Asphaltic core board is typically fabricated with an asphaltic core sandwiched between glass fibre reinforcement. This method allows for a board that is stable and weather resistant while still being flexible.  Asphaltic core board is primarily used with hot-applied asphalt membranes, self-adhered and SBS modified bitumen systems.

Pros: 

  • Highly water-resistant:
    • Because of the asphaltic core board application process, this cover board is highly resistant to water and is often used in waterproofing applications.
  • Excellent puncture resistance:
    • Asphaltic core boards are extremely puncture-resistant, and offer high-dimensional stability, making them the ideal choice for roofs that are multi-purpose, regularly trafficked, or have equipment on them that needs to be serviced regularly.

Cons: 

  • Not suitable for all membranes: 
    • Because of the asphalt content, these cover boards are typically not well suited for use under single-ply membranes that may be affected by contact with asphalt.
  • Thinner boards are less energy-efficient:
    • Asphaltic core boards are low on the spectrum of thermal resistance, and will likely not provide sufficient protection for use over heat-sensitive insulation areas.
  • Blistering:
    • Due to the impermeability of this cover board (which is what allows for its waterproofing properties), there is an increased risk for blistering during the application of the hot asphalt. With this kind of membrane, it’s crucial to work with an experienced professional. Asphaltic core boards are a relatively new cover board option, and according to Roofing Canada, do not yet have national standards. Therefore, when using this product, it is crucial that your contractor understands the ins and outs of its usage.

Glass-Faced Gypsum Board

Gypsum board-01

Exterior Gypsum Board is comprised of a non-combustible, moisture-resistant core wrapped with fiberglass facers on both the front and back surfaces and long edges.  According to Gypsum.org, this material has a proven record of cost-efficient performance and fire resistance that has made it a staple material for roofers since the mid-80s.

Pros: 

  • No organic materials mean no mould:
    • The lack of organic materials in glass-faced gypsum board means that it is highly resistant to moulding or rotting when subjected to moisture. This is a huge advantage in areas where weather cycles routinely, and condensation could cause mould to form over time.
  • Classified as a thermal barrier: 
    • Gypsum boards are non-combustible, which classifies them as thermal barriers. This may be required under certain membrane systems to achieve specific Class A fire resistance ratings.
  • Highly Traffic Resistant:
    • Gypsum boards have a compressive strength almost twenty times greater than wood fibreboard
  • Noise Control:
    • Gypsum boards have been used in roofing assemblies where sound reduction was a concern. It effectively helps reduce the transmission of noise in areas where it is present.

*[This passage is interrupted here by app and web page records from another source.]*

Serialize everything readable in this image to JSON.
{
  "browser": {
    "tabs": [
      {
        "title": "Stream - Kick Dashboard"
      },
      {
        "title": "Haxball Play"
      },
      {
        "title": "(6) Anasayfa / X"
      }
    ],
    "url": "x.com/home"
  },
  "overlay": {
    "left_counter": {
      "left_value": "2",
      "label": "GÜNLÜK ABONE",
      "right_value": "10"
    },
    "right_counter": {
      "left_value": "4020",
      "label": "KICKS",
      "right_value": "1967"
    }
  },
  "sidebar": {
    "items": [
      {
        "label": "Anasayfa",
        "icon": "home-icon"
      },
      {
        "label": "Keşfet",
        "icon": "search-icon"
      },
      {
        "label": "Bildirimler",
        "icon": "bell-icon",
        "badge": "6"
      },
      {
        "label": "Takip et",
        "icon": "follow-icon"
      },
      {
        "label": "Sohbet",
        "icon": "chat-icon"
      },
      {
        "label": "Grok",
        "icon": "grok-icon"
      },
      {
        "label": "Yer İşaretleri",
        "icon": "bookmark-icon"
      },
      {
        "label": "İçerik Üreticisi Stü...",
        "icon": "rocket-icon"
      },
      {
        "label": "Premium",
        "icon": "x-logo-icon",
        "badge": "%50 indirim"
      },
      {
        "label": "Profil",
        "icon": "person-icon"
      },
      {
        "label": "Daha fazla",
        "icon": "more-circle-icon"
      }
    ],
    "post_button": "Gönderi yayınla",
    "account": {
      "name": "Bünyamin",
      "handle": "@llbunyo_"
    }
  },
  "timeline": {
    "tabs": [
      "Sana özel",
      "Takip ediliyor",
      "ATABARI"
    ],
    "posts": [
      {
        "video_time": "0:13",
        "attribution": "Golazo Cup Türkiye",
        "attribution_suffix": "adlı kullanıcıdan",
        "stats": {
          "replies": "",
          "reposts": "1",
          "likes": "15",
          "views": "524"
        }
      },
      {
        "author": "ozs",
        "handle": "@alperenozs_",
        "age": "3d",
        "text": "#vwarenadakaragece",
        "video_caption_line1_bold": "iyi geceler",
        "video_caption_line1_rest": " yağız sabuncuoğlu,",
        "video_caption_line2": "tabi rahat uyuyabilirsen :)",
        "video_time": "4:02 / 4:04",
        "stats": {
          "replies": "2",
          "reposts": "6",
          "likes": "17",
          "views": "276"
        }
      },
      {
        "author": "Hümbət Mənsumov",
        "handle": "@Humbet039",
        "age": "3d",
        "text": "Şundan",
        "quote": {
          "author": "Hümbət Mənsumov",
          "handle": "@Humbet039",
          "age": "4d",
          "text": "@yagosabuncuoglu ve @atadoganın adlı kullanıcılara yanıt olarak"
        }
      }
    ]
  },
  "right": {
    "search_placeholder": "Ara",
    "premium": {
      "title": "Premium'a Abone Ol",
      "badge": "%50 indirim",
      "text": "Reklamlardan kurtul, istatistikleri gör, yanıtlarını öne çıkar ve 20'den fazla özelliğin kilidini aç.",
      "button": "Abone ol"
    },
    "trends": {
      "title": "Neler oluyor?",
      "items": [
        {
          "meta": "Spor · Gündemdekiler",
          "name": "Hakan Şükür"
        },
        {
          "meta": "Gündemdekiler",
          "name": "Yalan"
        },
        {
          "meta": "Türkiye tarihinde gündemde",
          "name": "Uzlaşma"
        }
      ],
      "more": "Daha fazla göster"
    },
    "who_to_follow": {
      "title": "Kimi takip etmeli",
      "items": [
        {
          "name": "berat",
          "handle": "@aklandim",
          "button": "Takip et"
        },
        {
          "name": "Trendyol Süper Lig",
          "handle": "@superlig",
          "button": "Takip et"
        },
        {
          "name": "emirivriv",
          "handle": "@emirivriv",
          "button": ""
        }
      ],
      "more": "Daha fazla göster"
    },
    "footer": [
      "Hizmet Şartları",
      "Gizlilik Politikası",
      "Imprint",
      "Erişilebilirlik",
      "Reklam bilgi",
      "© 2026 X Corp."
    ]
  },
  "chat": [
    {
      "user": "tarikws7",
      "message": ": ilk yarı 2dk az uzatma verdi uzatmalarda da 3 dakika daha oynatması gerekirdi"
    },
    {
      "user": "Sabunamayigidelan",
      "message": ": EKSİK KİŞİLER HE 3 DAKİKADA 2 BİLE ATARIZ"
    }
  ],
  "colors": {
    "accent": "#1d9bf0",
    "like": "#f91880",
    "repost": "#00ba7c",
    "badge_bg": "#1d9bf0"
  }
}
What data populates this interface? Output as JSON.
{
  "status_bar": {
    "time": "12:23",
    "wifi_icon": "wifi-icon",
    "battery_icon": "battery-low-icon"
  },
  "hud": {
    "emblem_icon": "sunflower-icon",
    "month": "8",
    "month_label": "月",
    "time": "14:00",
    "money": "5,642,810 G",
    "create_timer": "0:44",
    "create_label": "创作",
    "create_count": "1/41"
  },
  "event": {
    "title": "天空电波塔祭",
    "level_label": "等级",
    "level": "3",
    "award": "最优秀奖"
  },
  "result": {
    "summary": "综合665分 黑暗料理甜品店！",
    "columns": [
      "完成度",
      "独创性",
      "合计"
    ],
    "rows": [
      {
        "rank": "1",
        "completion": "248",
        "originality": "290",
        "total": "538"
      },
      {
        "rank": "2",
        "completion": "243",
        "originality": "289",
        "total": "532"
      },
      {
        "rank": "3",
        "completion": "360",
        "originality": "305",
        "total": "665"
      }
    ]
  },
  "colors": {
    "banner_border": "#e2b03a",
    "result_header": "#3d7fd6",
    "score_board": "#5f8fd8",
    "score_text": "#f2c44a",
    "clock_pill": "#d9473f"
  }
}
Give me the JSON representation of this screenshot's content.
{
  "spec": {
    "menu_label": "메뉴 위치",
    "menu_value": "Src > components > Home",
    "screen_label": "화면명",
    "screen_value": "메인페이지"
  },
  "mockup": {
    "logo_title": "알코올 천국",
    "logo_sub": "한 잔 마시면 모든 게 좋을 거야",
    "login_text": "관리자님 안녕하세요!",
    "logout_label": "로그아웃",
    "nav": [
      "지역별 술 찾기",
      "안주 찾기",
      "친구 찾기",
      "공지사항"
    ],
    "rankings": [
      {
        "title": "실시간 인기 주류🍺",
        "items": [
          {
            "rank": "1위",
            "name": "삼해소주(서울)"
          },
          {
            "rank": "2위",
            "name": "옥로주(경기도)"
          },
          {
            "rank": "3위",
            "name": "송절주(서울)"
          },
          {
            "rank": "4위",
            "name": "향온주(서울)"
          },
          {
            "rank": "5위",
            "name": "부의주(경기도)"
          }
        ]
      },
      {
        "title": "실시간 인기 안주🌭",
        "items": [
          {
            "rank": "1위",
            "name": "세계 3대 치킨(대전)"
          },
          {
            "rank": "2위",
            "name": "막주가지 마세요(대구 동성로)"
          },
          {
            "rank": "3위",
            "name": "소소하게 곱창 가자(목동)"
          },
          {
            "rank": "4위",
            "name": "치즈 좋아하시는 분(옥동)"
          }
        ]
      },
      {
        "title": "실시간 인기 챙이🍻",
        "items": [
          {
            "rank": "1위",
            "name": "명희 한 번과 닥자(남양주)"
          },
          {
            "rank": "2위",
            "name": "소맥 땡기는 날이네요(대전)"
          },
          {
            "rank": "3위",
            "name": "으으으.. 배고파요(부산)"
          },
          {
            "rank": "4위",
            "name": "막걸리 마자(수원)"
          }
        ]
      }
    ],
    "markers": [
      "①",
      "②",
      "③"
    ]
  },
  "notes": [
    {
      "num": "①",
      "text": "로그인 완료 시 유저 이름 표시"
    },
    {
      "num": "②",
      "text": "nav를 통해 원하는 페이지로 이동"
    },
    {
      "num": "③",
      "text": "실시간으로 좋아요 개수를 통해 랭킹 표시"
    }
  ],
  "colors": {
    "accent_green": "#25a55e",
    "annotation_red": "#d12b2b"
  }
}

Cons: 

  • Blistering:
    • There have been reports of blister formation and frothing of asphalt when hot process roofing systems (BUR and modified bitumen) have been applied over glass-faced gypsum boards. This is something that does not happen with proper application, but unfortunately, without priming the surface of the board, it is much more likely to occur.

No matter what cover board options are presented to you, the most important factor in your roof assembly is working with an experienced contractor who is able to understand the requirements of your space over time and recommend membrane and cover board options that will ensure the health of your roof in five or ten years. If you’re unsure of what the right route is for your roof, contact our experts. With over 60 years of experience, we’re here to help. That’s the Elite Advantage.